A Nashville icon for more than two decades, Trace Adkins has made his mark on the
country-music industry. 11 million albums sold. Time-honored hit singles. Momentous,
fiery and always memorable live performances. GRAMMY nominations. CMT and ACM
awards. Nearly 200 million plays on YouTube. Hell, even a slew of movie and TV roles
have come the Grand Ole Opry member's way. But ask Adkins what's left to prove in his
career and the small-town Louisiana native says it's simple: the itch remains. To create.
To collaborate. To continually feel the excitement that comes after whipping up a new
song out of thin air and laying it down to tape. It's what, after all these years, he says he
still craves. "It's an adrenaline rush and I love it," says Adkins, who is back in the studio
working on a new project. "There's nothing else like that," the Louisiana naive offers.
"That is still my favorite thing to do in this business. Go into the studio with just some
lyrics and a melody and then let the finest musicians in the world help take it and turn it
into something magical. It liberates me. I just dig it!"
Working with some of Nashville's most respected songwriters, Adkins continues to find
ways to connect with his fans through music while recording what he describes as
autobiographical songs throughout his career. "Over the years people have asked me
'How could we get to know you?' Well, if you really wanted to know who Trace Adkins
is go back and listen to the album cuts on the records I've done over my career. Those are
the songs that reflect where I was in my head at the time I made that record."
It's an interesting change of perspective for Adkins, however, when he hits the road for a
slew of his now legendary live gigs. Where the studio offers him unique insight into his
current state of mind, onstage, when revisiting his classic songs like "You're Gonna Miss
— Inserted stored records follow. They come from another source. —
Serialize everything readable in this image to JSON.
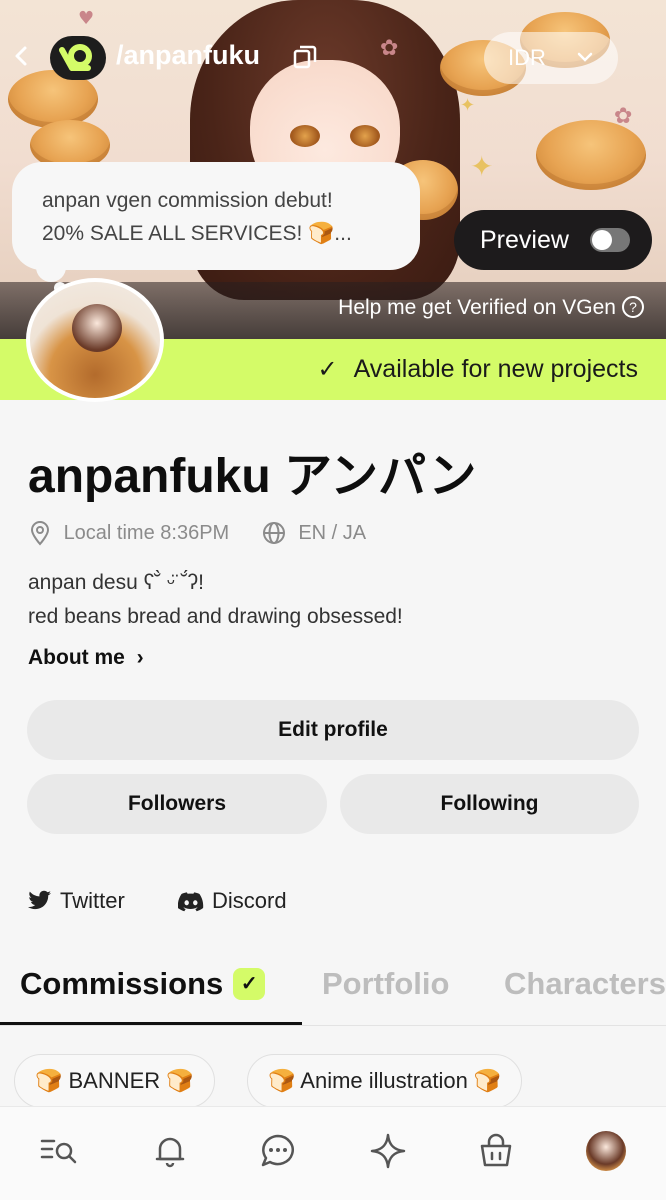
{
  "header": {
    "handle": "/anpanfuku",
    "currency": "IDR"
  },
  "banner": {
    "bubble_line1": "anpan vgen commission debut!",
    "bubble_line2": "20% SALE ALL SERVICES! 🍞...",
    "preview_label": "Preview",
    "preview_on": false,
    "verify_text": "Help me get Verified on VGen",
    "available_text": "Available for new projects"
  },
  "profile": {
    "name": "anpanfuku アンパン",
    "local_time": "Local time 8:36PM",
    "languages": "EN / JA",
    "bio_line1": "anpan desu ʕ˘̀ ᵕ̈ ˘́ʔ!",
    "bio_line2": "red beans bread and drawing obsessed!",
    "about_label": "About me"
  },
  "actions": {
    "edit_profile": "Edit profile",
    "followers": "Followers",
    "following": "Following"
  },
  "socials": [
    {
      "label": "Twitter",
      "icon": "twitter-icon"
    },
    {
      "label": "Discord",
      "icon": "discord-icon"
    }
  ],
  "tabs": [
    {
      "label": "Commissions",
      "active": true
    },
    {
      "label": "Portfolio",
      "active": false
    },
    {
      "label": "Characters",
      "active": false
    }
  ],
  "chips": [
    {
      "label": "🍞 BANNER 🍞"
    },
    {
      "label": "🍞 Anime illustration 🍞"
    }
  ],
  "bottom_nav": [
    "search-list-icon",
    "bell-icon",
    "chat-icon",
    "sparkle-icon",
    "bag-icon",
    "profile-avatar"
  ],
  "colors": {
    "accent": "#d4fb68",
    "dark": "#1d1b1c",
    "muted": "#8b8b8b"
  }
}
This" or "Every Light in the House" nearly every evening, he says he's taken back, if
only for a brief while, to earlier moments in his life.
"It's hard to describe, I gotta be honest," he says of being overcome with emotion and
reflection when trotting out some of his time-tested cuts for adoring audiences. "I've
gotten to the point now where I'll be onstage singing 'Every Light In The House Is On'
and I look down at the crowd and realize that person right there wasn't even alive when I
recorded that song." He laughs. "To watch their face go, Oh, that's a cool hook, it's like
'Oh my god, that's the first time that person ever heard that song!'"
Adkins says he's profoundly touched that he serves as an inspiration to a younger
generation of country artists, much in the way he revered icons like Johnny Cash and
Merle Haggard when first moving to Nashville. "I dig it. I want to be in that position," he
says of taking the reigns as an elder statesman of the genre. "I want to be looked at that
way. I want those guys to think and know they can walk up to me and ask me anything
and know that I'm here for them and I'll help them however I can. I relish that position.
With one million followers on Spotify and over one billion spins on Pandora (10 million
spins per month), the longstanding country icon has yet to lose any of his trademark
passion and killer instinct for his craft.